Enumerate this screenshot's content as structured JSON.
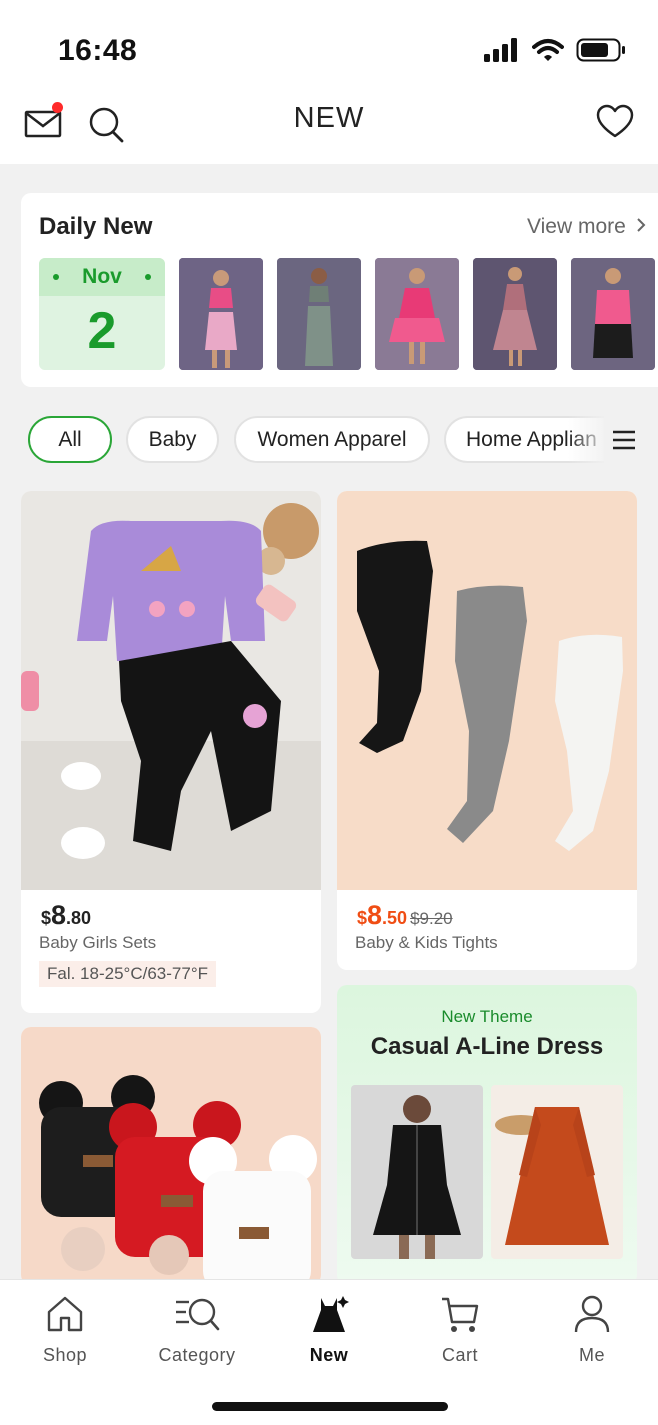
{
  "status_bar": {
    "time": "16:48"
  },
  "header": {
    "title": "NEW"
  },
  "daily_new": {
    "title": "Daily New",
    "view_more": "View more",
    "month": "Nov",
    "day": "2"
  },
  "chips": [
    "All",
    "Baby",
    "Women Apparel",
    "Home Applian"
  ],
  "products": [
    {
      "currency": "$",
      "price_int": "8",
      "price_dec": ".80",
      "old_price": "",
      "name": "Baby Girls Sets",
      "tag": "Fal. 18-25°C/63-77°F"
    },
    {
      "currency": "$",
      "price_int": "8",
      "price_dec": ".50",
      "old_price": "$9.20",
      "name": "Baby & Kids Tights",
      "tag": ""
    }
  ],
  "theme": {
    "label": "New Theme",
    "title": "Casual A-Line Dress"
  },
  "tabs": [
    {
      "label": "Shop",
      "icon": "home-icon"
    },
    {
      "label": "Category",
      "icon": "category-search-icon"
    },
    {
      "label": "New",
      "icon": "dress-sparkle-icon"
    },
    {
      "label": "Cart",
      "icon": "cart-icon"
    },
    {
      "label": "Me",
      "icon": "person-icon"
    }
  ],
  "colors": {
    "accent_green": "#1a9b2c",
    "sale_orange": "#f04d14",
    "notification_red": "#ff2a2a"
  }
}
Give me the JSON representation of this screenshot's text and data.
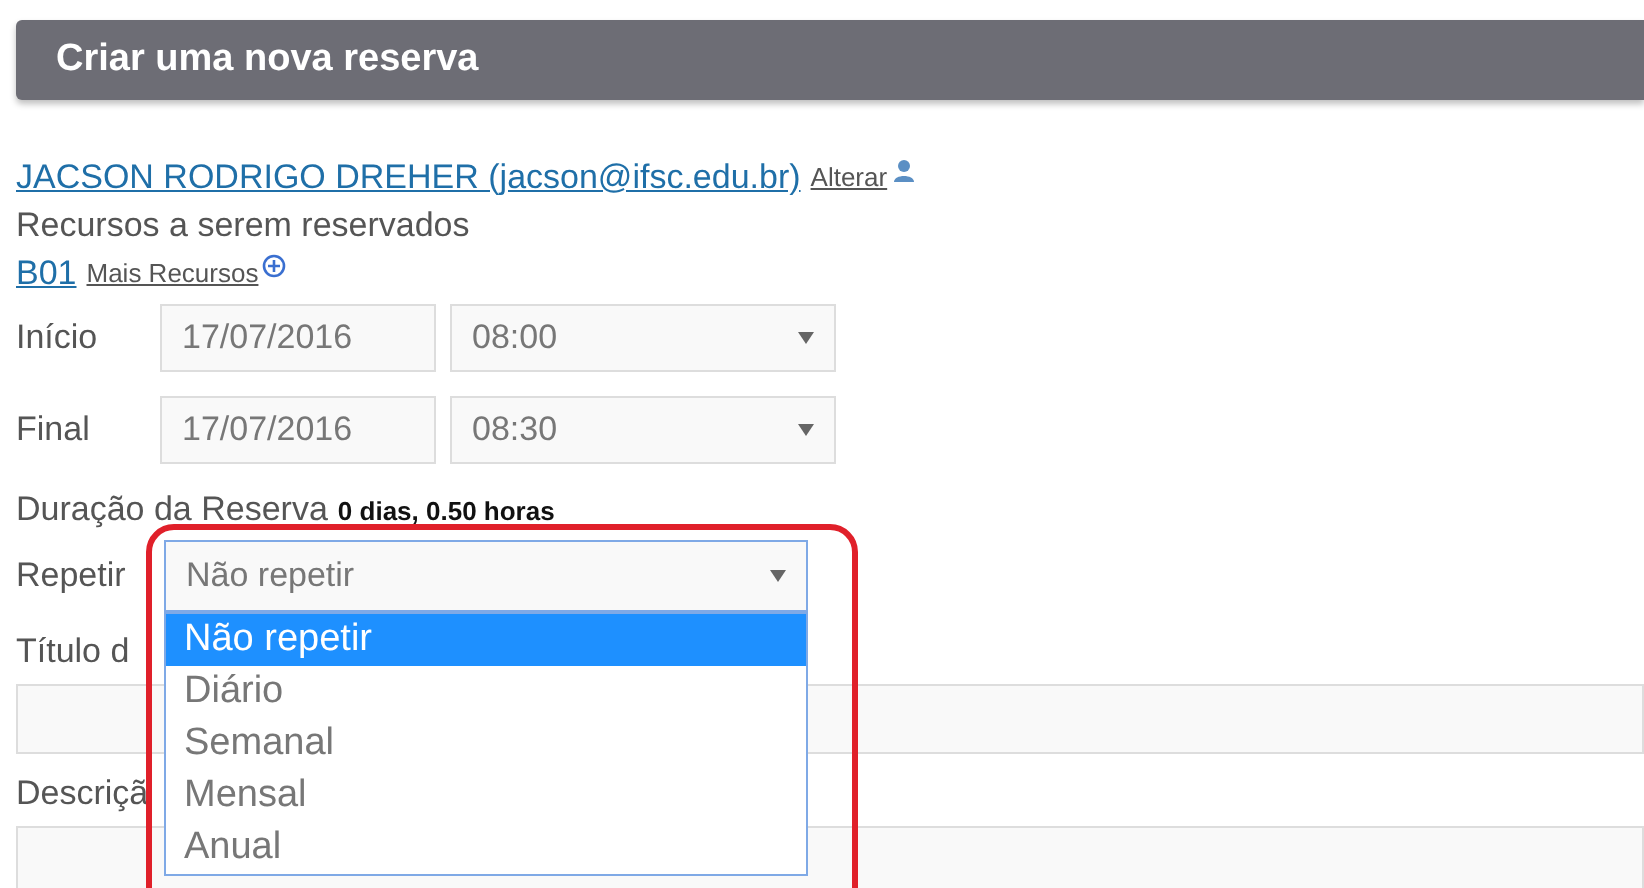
{
  "header": {
    "title": "Criar uma nova reserva"
  },
  "user": {
    "name": "JACSON RODRIGO DREHER (jacson@ifsc.edu.br)",
    "change_link": "Alterar"
  },
  "resources": {
    "label": "Recursos a serem reservados",
    "items": [
      "B01"
    ],
    "more_link": "Mais Recursos"
  },
  "start": {
    "label": "Início",
    "date": "17/07/2016",
    "time": "08:00"
  },
  "end": {
    "label": "Final",
    "date": "17/07/2016",
    "time": "08:30"
  },
  "duration": {
    "label": "Duração da Reserva",
    "value": "0 dias, 0.50 horas"
  },
  "repeat": {
    "label": "Repetir",
    "value": "Não repetir",
    "expanded": true,
    "options": [
      {
        "label": "Não repetir",
        "selected": true
      },
      {
        "label": "Diário",
        "selected": false
      },
      {
        "label": "Semanal",
        "selected": false
      },
      {
        "label": "Mensal",
        "selected": false
      },
      {
        "label": "Anual",
        "selected": false
      }
    ]
  },
  "title_field": {
    "label": "Título d"
  },
  "description_field": {
    "label": "Descriçã"
  }
}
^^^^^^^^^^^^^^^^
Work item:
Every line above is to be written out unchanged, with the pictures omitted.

Exercise result:
Enumerate this screenshot's content as structured JSON.
{
  "status_bar": {
    "time": "16:48"
  },
  "header": {
    "title": "NEW"
  },
  "daily_new": {
    "title": "Daily New",
    "view_more": "View more",
    "month": "Nov",
    "day": "2"
  },
  "chips": [
    "All",
    "Baby",
    "Women Apparel",
    "Home Applian"
  ],
  "products": [
    {
      "currency": "$",
      "price_int": "8",
      "price_dec": ".80",
      "old_price": "",
      "name": "Baby Girls Sets",
      "tag": "Fal. 18-25°C/63-77°F"
    },
    {
      "currency": "$",
      "price_int": "8",
      "price_dec": ".50",
      "old_price": "$9.20",
      "name": "Baby & Kids Tights",
      "tag": ""
    }
  ],
  "theme": {
    "label": "New Theme",
    "title": "Casual A-Line Dress"
  },
  "tabs": [
    {
      "label": "Shop",
      "icon": "home-icon"
    },
    {
      "label": "Category",
      "icon": "category-search-icon"
    },
    {
      "label": "New",
      "icon": "dress-sparkle-icon"
    },
    {
      "label": "Cart",
      "icon": "cart-icon"
    },
    {
      "label": "Me",
      "icon": "person-icon"
    }
  ],
  "colors": {
    "accent_green": "#1a9b2c",
    "sale_orange": "#f04d14",
    "notification_red": "#ff2a2a"
  }
}
Give me the JSON representation of this screenshot's text and data.
{
  "header": {
    "title": "Criar uma nova reserva"
  },
  "user": {
    "name": "JACSON RODRIGO DREHER (jacson@ifsc.edu.br)",
    "change_link": "Alterar"
  },
  "resources": {
    "label": "Recursos a serem reservados",
    "items": [
      "B01"
    ],
    "more_link": "Mais Recursos"
  },
  "start": {
    "label": "Início",
    "date": "17/07/2016",
    "time": "08:00"
  },
  "end": {
    "label": "Final",
    "date": "17/07/2016",
    "time": "08:30"
  },
  "duration": {
    "label": "Duração da Reserva",
    "value": "0 dias, 0.50 horas"
  },
  "repeat": {
    "label": "Repetir",
    "value": "Não repetir",
    "expanded": true,
    "options": [
      {
        "label": "Não repetir",
        "selected": true
      },
      {
        "label": "Diário",
        "selected": false
      },
      {
        "label": "Semanal",
        "selected": false
      },
      {
        "label": "Mensal",
        "selected": false
      },
      {
        "label": "Anual",
        "selected": false
      }
    ]
  },
  "title_field": {
    "label": "Título d"
  },
  "description_field": {
    "label": "Descriçã"
  }
}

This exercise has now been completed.